(App and web page records)
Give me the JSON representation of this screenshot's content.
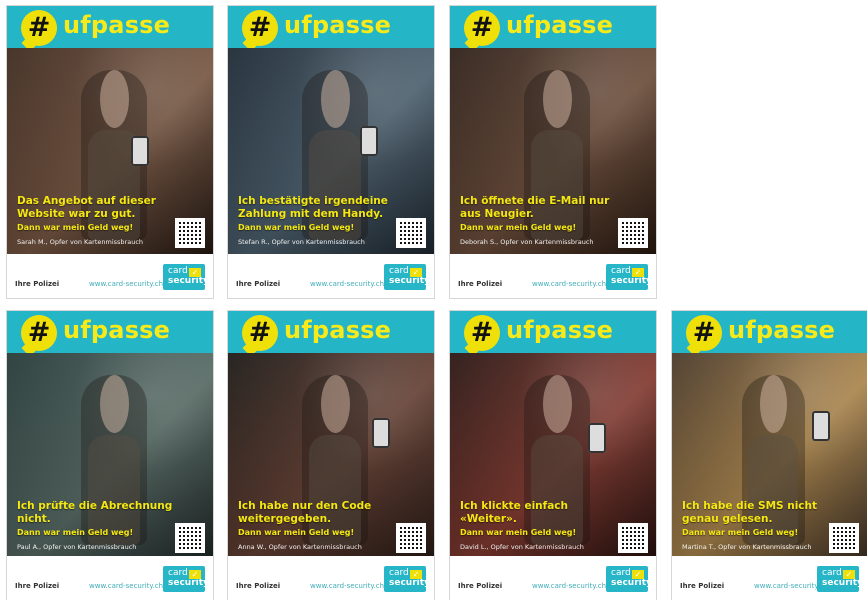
{
  "posters": [
    {
      "brand": "ufpasse",
      "headline": "Das Angebot auf dieser Website war zu gut.",
      "subline": "Dann war mein Geld weg!",
      "credit": "Sarah M., Opfer von Kartenmissbrauch",
      "footer_left": "Ihre Polizei",
      "footer_url": "www.card-security.ch",
      "logo_top": "card",
      "logo_bottom": "security",
      "bg": "#6d4f3f"
    },
    {
      "brand": "ufpasse",
      "headline": "Ich bestätigte irgendeine Zahlung mit dem Handy.",
      "subline": "Dann war mein Geld weg!",
      "credit": "Stefan R., Opfer von Kartenmissbrauch",
      "footer_left": "Ihre Polizei",
      "footer_url": "www.card-security.ch",
      "logo_top": "card",
      "logo_bottom": "security",
      "bg": "#405568"
    },
    {
      "brand": "ufpasse",
      "headline": "Ich öffnete die E-Mail nur aus Neugier.",
      "subline": "Dann war mein Geld weg!",
      "credit": "Deborah S., Opfer von Kartenmissbrauch",
      "footer_left": "Ihre Polizei",
      "footer_url": "www.card-security.ch",
      "logo_top": "card",
      "logo_bottom": "security",
      "bg": "#5e4033"
    },
    {
      "brand": "ufpasse",
      "headline": "Ich prüfte die Abrechnung nicht.",
      "subline": "Dann war mein Geld weg!",
      "credit": "Paul A., Opfer von Kartenmissbrauch",
      "footer_left": "Ihre Polizei",
      "footer_url": "www.card-security.ch",
      "logo_top": "card",
      "logo_bottom": "security",
      "bg": "#4b5a55"
    },
    {
      "brand": "ufpasse",
      "headline": "Ich habe nur den Code weitergegeben.",
      "subline": "Dann war mein Geld weg!",
      "credit": "Anna W., Opfer von Kartenmissbrauch",
      "footer_left": "Ihre Polizei",
      "footer_url": "www.card-security.ch",
      "logo_top": "card",
      "logo_bottom": "security",
      "bg": "#6a4333"
    },
    {
      "brand": "ufpasse",
      "headline": "Ich klickte einfach «Weiter».",
      "subline": "Dann war mein Geld weg!",
      "credit": "David L., Opfer von Kartenmissbrauch",
      "footer_left": "Ihre Polizei",
      "footer_url": "www.card-security.ch",
      "logo_top": "card",
      "logo_bottom": "security",
      "bg": "#6a332c"
    },
    {
      "brand": "ufpasse",
      "headline": "Ich habe die SMS nicht genau gelesen.",
      "subline": "Dann war mein Geld weg!",
      "credit": "Martina T., Opfer von Kartenmissbrauch",
      "footer_left": "Ihre Polizei",
      "footer_url": "www.card-security.ch",
      "logo_top": "card",
      "logo_bottom": "security",
      "bg": "#8a6a3d"
    }
  ]
}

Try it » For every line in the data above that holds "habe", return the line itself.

Response to the task »
      "headline": "Ich habe nur den Code weitergegeben.",
      "headline": "Ich habe die SMS nicht genau gelesen.",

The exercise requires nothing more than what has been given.